Producer, Director, Writer, Interviewer, Editor
15:30 minute cut from 20 minute documentary film
This film explores the Jayhawk Theatre and the Jayhawk Complex (hotel, arcade, and former Crosby Department Store) as it played a role as a community center: a place where the people of Topeka and surrounding areas gathered. Housed in the Jayhawk Complex, the Jayhawk Theatre was more than an entertainment house. The theatre was where patrons heard the latest local, national, and international news; a place where local talent got their start; a place where the Crosby's showed their latest fashions through style shows on stage between acts; a place where children enjoyed Saturday morning serials and cartoons; and a place where different classes and races came under one roof, though entangled with issues of segregation.

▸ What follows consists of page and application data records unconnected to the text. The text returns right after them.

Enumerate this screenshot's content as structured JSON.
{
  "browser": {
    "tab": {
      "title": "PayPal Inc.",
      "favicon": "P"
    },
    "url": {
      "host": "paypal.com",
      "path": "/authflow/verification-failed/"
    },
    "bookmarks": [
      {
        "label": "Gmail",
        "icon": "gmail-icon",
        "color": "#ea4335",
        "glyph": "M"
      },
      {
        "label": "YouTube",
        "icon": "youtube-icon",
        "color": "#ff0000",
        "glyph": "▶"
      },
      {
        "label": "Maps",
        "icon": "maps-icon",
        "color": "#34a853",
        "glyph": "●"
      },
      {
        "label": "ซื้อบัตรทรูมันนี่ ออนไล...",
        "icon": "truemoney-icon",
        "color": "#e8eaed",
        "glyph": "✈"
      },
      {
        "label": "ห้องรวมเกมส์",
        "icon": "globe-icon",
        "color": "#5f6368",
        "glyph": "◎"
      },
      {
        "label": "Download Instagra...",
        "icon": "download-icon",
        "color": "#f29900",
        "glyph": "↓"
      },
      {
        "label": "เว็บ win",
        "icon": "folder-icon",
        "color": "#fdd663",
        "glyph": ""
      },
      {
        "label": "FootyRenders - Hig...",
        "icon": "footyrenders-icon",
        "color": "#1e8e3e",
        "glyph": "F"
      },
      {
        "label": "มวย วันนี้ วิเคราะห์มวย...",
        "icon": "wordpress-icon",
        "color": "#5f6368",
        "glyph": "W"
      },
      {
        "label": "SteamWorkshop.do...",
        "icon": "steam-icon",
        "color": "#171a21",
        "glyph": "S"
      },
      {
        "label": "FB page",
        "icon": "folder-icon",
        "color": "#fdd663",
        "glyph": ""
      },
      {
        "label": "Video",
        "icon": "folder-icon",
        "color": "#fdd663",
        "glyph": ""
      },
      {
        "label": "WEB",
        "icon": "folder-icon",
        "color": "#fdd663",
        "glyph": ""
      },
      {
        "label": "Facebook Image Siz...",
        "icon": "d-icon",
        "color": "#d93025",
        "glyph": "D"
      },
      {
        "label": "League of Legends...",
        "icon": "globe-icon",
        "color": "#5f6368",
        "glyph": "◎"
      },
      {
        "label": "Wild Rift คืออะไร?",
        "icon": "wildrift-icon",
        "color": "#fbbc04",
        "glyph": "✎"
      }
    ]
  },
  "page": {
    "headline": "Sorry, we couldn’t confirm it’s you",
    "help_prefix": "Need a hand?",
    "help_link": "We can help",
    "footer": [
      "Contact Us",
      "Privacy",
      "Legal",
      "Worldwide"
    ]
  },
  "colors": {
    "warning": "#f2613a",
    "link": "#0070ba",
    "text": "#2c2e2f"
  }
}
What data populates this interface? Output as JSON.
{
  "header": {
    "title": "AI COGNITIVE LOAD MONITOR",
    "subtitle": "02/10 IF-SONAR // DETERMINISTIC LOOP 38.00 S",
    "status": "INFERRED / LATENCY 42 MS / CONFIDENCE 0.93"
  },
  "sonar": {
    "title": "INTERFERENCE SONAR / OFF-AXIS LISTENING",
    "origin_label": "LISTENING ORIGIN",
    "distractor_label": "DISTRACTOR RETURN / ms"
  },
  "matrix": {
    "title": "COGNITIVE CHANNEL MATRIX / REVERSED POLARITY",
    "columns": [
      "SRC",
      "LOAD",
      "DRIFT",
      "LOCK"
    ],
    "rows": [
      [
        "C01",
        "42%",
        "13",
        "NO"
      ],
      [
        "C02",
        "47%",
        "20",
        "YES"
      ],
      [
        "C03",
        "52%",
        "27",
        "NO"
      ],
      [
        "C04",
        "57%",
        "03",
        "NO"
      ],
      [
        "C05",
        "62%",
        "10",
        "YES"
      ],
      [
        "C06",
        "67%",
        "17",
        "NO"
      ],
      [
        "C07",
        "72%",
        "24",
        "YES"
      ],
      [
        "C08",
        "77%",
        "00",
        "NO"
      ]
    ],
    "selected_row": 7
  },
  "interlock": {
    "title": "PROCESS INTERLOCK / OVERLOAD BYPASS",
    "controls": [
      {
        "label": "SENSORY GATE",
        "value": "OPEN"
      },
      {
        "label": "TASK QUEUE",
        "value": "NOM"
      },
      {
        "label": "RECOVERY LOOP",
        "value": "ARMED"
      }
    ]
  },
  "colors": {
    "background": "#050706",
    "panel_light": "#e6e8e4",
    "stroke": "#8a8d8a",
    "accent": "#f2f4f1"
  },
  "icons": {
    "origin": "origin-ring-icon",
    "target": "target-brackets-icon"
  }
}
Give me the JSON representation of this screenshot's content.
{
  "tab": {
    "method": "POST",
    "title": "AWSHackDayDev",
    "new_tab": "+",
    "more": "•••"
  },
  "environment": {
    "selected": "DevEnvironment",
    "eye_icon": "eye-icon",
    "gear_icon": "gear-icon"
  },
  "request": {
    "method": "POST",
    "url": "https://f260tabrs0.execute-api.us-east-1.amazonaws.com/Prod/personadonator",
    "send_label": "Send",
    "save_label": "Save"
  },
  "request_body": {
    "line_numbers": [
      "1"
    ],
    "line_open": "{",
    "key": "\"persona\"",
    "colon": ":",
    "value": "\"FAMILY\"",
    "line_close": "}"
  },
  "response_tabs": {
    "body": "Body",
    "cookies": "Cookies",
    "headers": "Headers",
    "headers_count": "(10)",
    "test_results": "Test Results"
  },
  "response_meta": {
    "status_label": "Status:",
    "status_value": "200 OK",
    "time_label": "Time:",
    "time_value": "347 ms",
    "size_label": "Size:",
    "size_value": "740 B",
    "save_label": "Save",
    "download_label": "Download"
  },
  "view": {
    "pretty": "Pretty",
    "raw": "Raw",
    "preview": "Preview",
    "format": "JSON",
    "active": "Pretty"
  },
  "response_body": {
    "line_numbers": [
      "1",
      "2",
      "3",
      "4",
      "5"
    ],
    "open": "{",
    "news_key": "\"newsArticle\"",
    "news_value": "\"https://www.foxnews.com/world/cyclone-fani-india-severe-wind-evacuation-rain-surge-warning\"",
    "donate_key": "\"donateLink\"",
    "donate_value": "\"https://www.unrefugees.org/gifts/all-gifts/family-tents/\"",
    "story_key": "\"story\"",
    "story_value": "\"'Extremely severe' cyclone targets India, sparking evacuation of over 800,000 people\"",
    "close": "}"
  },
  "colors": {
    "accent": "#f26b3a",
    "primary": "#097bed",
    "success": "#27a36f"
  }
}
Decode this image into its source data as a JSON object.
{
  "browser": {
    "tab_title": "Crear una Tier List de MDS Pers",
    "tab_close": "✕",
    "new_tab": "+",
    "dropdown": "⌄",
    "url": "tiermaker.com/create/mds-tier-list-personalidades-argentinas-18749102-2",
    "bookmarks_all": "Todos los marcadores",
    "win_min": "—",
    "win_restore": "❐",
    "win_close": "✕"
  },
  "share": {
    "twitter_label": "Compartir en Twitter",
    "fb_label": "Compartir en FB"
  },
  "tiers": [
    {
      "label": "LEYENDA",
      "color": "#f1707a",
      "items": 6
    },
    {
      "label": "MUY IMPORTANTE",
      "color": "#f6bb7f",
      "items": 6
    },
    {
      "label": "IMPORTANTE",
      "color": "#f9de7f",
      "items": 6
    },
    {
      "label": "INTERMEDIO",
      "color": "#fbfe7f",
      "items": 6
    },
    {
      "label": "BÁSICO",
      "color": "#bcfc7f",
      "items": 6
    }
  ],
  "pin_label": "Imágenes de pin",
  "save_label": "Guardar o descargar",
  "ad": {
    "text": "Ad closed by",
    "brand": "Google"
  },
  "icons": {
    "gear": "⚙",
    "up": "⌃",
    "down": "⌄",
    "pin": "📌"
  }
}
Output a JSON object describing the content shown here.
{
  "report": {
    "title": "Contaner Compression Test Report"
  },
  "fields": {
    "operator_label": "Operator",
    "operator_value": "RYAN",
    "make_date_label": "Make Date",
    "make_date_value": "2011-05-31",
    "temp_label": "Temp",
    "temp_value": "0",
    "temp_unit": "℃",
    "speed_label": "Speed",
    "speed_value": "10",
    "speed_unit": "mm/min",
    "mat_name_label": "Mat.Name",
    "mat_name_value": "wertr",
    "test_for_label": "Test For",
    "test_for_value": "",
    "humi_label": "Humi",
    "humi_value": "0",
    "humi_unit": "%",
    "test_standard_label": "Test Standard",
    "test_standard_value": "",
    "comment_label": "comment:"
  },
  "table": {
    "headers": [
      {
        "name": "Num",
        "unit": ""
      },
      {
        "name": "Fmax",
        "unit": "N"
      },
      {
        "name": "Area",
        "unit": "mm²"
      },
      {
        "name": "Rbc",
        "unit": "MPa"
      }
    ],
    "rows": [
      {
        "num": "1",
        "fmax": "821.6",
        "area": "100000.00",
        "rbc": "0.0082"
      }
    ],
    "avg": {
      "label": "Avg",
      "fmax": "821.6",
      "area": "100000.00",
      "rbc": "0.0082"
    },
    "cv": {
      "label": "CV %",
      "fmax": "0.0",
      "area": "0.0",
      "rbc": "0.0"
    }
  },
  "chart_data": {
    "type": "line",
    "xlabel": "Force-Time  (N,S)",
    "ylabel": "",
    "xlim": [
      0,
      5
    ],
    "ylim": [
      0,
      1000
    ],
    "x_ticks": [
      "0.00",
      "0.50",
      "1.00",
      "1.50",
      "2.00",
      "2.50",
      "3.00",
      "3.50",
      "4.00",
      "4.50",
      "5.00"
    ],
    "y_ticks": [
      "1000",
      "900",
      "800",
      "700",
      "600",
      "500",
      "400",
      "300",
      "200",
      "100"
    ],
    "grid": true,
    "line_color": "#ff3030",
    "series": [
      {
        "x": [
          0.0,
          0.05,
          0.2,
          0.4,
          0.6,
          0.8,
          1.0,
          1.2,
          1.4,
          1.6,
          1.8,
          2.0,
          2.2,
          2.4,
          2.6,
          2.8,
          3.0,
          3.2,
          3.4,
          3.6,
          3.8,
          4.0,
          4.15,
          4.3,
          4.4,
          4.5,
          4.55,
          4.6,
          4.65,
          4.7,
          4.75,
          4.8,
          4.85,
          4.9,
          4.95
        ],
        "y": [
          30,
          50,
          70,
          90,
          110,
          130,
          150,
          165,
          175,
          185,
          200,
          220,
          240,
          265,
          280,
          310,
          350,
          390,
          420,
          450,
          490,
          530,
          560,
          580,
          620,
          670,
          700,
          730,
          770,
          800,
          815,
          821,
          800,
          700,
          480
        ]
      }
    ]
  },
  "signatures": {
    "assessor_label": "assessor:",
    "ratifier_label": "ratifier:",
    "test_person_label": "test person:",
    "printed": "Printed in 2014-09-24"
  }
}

Through on-camera interviews, photographs, newspaper clippings, and videoed tours, this documentary explores the Jayhawk Theatre as a community center for Topeka and greater Kansas people to congregate from 1926 to 1976. The Jayhawk Theatre has outlived every historic theatre that had its start in downtown Topeka since the late 19th century. Downtown Topeka was once a thriving entertainment and commercial place for people to congregate and like most small cities, it hopes to revive its downtown. Being one of the few historical buildings still remaining in downtown Topeka, with the possibility of future restoration, the Jayhawk has a social history to tell: a history that unifies and connects it with the larger social histories in Topeka, greater Kansas, and throughout the United States.